Work request: Among the lines listed below, count those that include the string "Barrierefreiheit", and state only the count.

Source material:
※
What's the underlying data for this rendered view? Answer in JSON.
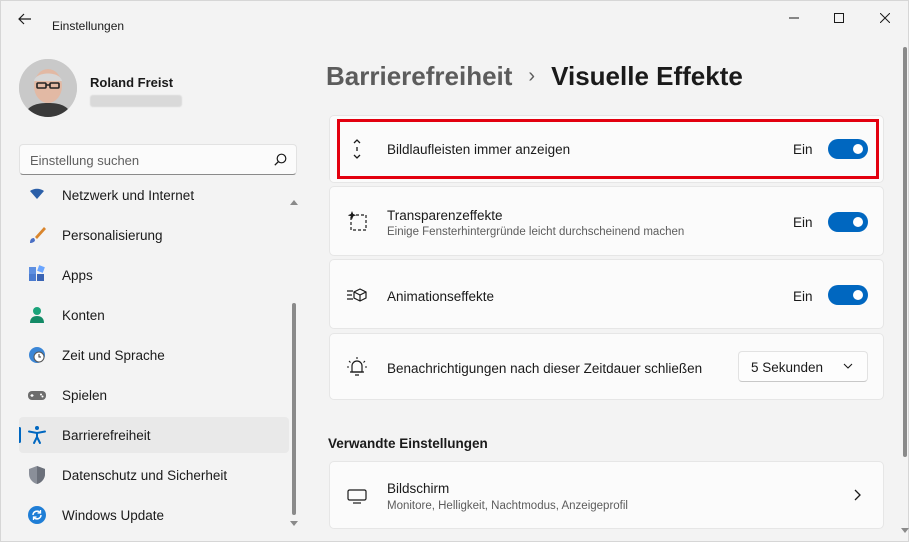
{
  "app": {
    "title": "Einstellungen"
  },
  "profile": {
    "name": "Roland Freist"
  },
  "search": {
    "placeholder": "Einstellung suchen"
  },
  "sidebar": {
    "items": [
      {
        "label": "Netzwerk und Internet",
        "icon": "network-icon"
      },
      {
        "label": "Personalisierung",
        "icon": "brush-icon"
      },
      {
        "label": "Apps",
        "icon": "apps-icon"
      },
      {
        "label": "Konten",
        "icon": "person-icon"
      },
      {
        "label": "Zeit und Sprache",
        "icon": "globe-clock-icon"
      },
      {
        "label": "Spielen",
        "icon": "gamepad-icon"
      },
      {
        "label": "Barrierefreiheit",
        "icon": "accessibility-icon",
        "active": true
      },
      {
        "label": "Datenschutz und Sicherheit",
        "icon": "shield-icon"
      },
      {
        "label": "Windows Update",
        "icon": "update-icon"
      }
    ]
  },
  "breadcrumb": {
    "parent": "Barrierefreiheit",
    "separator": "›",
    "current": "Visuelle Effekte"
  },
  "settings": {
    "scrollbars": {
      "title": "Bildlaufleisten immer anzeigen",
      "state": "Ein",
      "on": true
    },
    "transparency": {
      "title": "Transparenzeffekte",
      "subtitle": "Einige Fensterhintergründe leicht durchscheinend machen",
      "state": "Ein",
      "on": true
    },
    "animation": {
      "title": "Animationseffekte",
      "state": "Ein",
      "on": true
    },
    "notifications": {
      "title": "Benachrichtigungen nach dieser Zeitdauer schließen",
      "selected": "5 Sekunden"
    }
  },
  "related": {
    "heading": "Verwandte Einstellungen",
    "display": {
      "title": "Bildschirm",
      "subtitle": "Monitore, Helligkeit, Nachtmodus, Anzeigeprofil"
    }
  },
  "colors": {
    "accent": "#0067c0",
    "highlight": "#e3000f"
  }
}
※
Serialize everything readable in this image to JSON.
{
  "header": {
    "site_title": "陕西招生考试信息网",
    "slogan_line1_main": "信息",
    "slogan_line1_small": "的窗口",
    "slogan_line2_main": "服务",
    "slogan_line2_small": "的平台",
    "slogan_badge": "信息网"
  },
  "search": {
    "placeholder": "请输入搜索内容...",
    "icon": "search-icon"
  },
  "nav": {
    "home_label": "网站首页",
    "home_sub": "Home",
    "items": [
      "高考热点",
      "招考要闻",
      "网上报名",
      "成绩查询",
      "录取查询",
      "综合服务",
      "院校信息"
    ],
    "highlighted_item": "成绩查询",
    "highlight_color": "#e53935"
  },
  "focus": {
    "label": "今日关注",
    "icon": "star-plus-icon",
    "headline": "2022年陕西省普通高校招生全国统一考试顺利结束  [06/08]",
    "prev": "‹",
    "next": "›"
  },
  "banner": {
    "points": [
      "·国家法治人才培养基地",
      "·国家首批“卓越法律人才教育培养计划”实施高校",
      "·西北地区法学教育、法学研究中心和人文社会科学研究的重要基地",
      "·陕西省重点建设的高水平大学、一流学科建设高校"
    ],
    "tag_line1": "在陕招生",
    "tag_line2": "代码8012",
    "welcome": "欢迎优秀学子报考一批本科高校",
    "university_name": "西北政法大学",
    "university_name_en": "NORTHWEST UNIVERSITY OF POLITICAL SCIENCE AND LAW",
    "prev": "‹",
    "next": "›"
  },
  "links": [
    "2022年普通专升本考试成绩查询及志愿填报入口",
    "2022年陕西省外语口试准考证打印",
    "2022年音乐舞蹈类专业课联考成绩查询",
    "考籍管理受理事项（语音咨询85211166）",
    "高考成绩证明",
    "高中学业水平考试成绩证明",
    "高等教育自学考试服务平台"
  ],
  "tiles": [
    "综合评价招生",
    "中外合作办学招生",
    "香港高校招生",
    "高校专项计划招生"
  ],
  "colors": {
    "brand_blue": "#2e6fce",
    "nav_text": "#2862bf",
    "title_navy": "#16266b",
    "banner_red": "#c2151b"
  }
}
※
Your response: 2